What is required: The answer must consist of every line in the data below that holds the word "value".
Exercise material Start Marker
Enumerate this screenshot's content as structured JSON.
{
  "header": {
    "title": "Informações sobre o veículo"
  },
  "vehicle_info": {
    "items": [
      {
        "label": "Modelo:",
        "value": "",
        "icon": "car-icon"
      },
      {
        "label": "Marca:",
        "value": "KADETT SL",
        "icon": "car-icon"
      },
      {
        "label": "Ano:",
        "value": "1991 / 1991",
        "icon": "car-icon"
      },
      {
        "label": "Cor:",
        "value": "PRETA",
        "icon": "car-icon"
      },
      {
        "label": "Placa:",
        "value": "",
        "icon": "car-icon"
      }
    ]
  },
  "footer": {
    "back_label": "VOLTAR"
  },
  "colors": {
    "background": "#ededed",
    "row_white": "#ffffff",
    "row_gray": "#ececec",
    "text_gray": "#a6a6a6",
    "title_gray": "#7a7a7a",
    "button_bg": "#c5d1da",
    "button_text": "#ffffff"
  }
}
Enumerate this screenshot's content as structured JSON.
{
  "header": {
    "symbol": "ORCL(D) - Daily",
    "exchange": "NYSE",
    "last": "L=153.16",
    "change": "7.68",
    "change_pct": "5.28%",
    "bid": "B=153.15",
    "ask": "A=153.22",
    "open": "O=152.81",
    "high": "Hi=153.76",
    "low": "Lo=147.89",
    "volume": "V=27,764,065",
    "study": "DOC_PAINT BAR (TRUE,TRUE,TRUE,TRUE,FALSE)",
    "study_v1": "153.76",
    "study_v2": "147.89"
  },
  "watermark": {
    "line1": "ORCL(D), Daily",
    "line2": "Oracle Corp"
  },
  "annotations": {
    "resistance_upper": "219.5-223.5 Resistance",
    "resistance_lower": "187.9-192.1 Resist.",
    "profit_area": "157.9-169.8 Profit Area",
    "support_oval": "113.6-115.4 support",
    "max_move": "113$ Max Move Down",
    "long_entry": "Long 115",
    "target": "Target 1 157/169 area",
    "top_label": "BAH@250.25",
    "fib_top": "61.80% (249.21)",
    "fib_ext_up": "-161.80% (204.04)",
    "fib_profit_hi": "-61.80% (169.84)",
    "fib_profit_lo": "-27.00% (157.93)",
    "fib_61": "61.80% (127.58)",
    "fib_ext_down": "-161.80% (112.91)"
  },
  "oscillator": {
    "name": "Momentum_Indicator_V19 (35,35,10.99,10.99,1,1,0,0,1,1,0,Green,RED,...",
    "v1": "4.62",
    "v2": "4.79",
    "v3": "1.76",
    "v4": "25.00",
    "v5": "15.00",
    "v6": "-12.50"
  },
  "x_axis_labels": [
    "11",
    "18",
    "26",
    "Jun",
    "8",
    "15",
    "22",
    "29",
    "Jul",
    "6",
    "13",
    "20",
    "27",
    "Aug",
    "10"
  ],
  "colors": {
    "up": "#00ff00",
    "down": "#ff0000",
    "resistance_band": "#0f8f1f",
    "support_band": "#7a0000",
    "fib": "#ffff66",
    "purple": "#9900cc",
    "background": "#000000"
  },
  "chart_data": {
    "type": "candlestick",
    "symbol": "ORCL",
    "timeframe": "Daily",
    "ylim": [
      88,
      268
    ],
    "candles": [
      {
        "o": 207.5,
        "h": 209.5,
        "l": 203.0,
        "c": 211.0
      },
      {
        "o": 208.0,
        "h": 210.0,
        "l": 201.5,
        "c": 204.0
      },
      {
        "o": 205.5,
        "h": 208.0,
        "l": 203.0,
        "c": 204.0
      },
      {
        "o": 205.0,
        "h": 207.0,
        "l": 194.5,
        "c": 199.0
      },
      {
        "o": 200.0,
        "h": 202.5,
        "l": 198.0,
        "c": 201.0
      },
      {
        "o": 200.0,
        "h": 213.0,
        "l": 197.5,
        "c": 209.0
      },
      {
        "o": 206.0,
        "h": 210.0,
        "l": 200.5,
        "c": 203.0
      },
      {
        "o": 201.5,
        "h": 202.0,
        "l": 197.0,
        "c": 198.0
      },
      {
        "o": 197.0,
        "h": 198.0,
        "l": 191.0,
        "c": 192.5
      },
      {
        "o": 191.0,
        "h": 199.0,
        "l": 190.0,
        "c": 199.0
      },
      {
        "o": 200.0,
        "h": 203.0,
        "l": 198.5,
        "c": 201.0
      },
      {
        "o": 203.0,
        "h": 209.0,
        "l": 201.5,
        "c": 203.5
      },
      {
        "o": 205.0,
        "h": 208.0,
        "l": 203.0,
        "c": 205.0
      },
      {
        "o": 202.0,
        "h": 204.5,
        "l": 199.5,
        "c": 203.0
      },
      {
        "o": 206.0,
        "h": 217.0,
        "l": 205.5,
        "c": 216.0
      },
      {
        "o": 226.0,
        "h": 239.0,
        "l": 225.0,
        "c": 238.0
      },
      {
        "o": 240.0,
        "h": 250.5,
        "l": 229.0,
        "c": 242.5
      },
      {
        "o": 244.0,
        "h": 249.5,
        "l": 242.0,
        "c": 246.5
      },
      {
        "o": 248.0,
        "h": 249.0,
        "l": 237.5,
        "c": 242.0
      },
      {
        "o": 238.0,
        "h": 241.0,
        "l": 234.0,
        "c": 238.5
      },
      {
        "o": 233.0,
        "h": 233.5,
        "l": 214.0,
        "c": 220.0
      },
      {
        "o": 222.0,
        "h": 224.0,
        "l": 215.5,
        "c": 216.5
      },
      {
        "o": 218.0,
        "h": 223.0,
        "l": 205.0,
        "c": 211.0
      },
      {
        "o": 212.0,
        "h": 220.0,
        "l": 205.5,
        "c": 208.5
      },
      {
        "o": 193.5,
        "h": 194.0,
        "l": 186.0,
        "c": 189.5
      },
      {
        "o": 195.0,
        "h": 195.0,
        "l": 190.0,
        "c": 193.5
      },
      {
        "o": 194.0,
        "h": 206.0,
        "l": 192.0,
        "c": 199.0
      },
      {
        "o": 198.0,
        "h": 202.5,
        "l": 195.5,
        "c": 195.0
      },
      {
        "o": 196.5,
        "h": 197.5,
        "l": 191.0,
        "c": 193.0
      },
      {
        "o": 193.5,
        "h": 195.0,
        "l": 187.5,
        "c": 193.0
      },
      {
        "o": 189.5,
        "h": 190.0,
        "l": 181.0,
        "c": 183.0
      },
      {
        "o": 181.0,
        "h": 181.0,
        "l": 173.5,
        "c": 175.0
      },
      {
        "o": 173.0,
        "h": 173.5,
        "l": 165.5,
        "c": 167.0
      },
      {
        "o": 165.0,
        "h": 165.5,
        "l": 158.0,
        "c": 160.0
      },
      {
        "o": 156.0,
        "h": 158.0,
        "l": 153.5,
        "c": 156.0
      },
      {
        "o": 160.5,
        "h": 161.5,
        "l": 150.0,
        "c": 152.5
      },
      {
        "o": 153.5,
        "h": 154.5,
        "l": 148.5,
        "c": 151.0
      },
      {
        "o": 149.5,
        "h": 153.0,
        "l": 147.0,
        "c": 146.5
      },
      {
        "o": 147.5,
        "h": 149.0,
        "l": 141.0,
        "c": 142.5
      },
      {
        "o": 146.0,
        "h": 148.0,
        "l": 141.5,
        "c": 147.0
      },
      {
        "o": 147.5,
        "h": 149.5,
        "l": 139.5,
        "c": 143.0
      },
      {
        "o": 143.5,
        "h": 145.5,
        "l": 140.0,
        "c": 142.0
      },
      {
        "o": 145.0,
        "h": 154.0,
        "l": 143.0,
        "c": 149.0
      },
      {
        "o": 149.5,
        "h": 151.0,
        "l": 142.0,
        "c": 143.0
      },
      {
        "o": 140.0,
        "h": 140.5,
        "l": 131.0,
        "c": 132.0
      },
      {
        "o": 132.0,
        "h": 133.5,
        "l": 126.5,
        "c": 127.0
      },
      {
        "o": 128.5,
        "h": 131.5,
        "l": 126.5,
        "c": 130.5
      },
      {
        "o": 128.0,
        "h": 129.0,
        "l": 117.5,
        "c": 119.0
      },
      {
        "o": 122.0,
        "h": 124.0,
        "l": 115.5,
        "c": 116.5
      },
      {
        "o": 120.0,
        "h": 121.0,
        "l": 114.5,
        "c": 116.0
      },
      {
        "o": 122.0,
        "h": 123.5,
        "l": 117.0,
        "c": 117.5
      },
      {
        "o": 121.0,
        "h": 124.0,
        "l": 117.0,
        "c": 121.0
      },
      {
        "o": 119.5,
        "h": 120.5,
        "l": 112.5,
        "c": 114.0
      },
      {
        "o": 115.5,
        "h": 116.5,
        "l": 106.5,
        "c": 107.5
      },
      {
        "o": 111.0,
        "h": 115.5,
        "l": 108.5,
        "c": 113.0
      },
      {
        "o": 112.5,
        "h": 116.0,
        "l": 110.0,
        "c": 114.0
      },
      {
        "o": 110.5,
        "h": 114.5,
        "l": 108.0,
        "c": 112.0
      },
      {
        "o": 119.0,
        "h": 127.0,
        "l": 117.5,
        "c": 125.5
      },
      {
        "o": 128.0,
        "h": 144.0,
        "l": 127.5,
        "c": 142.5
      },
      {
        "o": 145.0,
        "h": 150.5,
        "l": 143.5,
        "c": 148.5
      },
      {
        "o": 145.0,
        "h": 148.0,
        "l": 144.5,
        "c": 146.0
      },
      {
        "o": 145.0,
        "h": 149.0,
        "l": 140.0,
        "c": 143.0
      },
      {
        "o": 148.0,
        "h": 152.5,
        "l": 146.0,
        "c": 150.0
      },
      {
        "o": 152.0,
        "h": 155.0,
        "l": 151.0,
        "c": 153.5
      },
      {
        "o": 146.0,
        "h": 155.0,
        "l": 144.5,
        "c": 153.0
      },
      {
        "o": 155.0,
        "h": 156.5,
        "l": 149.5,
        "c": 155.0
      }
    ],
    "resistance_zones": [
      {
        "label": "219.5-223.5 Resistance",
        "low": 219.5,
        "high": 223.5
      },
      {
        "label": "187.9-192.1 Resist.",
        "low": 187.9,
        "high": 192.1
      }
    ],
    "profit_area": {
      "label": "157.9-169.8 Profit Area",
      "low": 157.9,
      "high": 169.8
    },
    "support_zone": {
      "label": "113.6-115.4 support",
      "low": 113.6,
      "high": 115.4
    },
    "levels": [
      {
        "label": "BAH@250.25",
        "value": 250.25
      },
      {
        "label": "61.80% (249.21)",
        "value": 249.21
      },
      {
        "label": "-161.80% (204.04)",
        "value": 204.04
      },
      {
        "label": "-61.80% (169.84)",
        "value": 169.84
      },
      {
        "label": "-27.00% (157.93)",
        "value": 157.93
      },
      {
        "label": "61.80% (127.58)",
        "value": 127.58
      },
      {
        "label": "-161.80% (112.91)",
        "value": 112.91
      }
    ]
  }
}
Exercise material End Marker
Task output:
        "value": "",
        "value": "KADETT SL",
        "value": "1991 / 1991",
        "value": "PRETA",
        "value": "",
        "value": 250.25
        "value": 249.21
        "value": 204.04
        "value": 169.84
        "value": 157.93
        "value": 127.58
        "value": 112.91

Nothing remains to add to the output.